" />

FIU Childhood anxiety expert warns: Back-to-school anxiety may be a serious problem


MIAMI - The jitters children face as a new school year approaches can usually be shrugged away as end-of-summer blues.

But for as much as 18 percent of children, those jitters may actually be anxiety, a disorder characterized by persistent and excessive worry about a number of events or activities. And as the first day of school approaches, children with anxiety may start to exhibit increasingly pronounced symptoms. 

Wendy K. Silverman, a psychologist at Florida International University’s Child Anxiety and Phobia Program (CAPP), says many parents may not recognize the signs of child anxiety, or confuse them for school angst. If left untreated, she said, that anxiety may mushroom into depression, severe behavioral problems and even substance abuse later in life.

“The beginning of the school year is the perfect time for parents and teachers to take note of signs of anxiety in children,” Silverman said, who has devoted more than 20 years of her career to the study of childhood anxiety. “This disorder, one of the most common in children, can often be misdiagnosed or left unchecked.”

Silverman, along with her colleague William Kurtines, are in the midst of a $3.3 million study funded by the National Institute of Mental Health to develop state-of-the-art techniques to more quickly and effectively diagnose and treat children with anxiety.

Among the signs children with anxiety disorder may exhibit: 

  • Have trouble being away from their parents
  • Excessive worry about routine events
  • Have trouble being around other children or grown ups
  • Complain about headaches or stomach aches

 “Children will often refuse to attend class, even putting up a huge fuss about going to school,” Silverman said. “Once in school, they will be unable to stay put and often they’ll cause disruptions in the classroom.”

 “We believe we can develop quicker, more cost effective ways to treat children who suffer from anxiety,” Silverman said.

 CAPP provides comprehensive diagnostic assessments and state-of-the-art treatments for children and adolescents (7-16 years old) who are experiencing excessive fear and anxiety-related problems.

 Virginia Arce started bringing daughter Yesenia to CAPP in February after a school counselor said the 13-year-old had trouble staying through an entire class.

 “She would get very nervous,” Arce said. “She couldn’t sit still, she had shortness of breath, she wasn’t able to concentrate and she kept asking to go to the front office.”
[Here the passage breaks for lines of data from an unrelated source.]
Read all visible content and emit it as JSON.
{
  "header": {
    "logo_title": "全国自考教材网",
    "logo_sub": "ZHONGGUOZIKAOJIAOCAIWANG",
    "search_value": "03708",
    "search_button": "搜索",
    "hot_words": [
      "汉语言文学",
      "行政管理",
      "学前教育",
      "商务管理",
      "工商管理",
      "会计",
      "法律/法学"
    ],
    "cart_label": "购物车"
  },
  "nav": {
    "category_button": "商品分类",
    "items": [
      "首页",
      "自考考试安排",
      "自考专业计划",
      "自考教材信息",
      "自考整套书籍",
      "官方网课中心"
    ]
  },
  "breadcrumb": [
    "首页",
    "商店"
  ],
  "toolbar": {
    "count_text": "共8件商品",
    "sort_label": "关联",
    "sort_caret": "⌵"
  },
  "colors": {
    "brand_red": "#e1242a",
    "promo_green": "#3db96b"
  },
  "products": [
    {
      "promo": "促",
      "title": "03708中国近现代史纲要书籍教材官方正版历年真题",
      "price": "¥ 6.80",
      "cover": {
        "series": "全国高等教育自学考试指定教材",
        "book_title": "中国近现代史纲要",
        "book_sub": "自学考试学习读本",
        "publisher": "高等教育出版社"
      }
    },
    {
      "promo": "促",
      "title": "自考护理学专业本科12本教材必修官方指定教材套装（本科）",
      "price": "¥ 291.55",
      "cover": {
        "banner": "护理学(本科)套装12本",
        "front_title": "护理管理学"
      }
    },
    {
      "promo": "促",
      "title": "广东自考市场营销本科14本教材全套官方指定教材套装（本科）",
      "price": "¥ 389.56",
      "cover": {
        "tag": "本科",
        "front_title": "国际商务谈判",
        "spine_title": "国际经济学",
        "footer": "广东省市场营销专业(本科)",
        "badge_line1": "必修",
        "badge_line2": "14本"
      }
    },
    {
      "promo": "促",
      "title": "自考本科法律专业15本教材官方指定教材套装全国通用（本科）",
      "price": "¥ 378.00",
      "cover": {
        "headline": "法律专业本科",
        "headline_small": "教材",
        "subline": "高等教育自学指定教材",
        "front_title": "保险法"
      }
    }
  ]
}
 After about five months of treatment at CAPP, Arce says her daughter looks forward to going back to school.

“She’s definitely not getting nervous about school,” she said. “She’s actually excited.”

If parents believe their children may suffer from anxiety and have been experiencing its symptoms for at least six months, they may call CAPP at 305-348-1937.

Silverman’s tips for getting children ready for the school year: 

  • Remind them of the friends they have not seen all summer
  • Remind them of a favorite teacher they may see again
  • Get children excited over the “back to school” shopping routine, even in terms of school supplies.
  • Discuss extracurricular activities in school, such as sports or clubs, may also motivate children
  • For kids going to a school for the first time, make sure to check for open house type activities that provide an opportunity to meet teachers before the official start of the school year.

To hear more from Silverman, listen to her interview on WLRN here.

Media Contact: Jean-Paul Renaud at 305-348-2716 or jprenaud@fiu.edu.

                                                                -FIU-

About FIU:
Florida International University was founded in 1965 and is Miami’s only public research university. With a student body of more than 38,000, its 17 colleges and schools offer more than 200 bachelor’s, master’s and doctoral programs in fields such as engineering, international relations and law. FIU has been classified by the Carnegie Foundation for the Advancement of Teaching as a “High Research Activity University” and now qualifies as a “Very High Research University”.  In 2006 FIU was authorized to establish a medical school, which will welcome its first class in August 2009. FIU’s College of Law received accreditation in the fastest time allowed by the American Bar Association.

Comments are closed.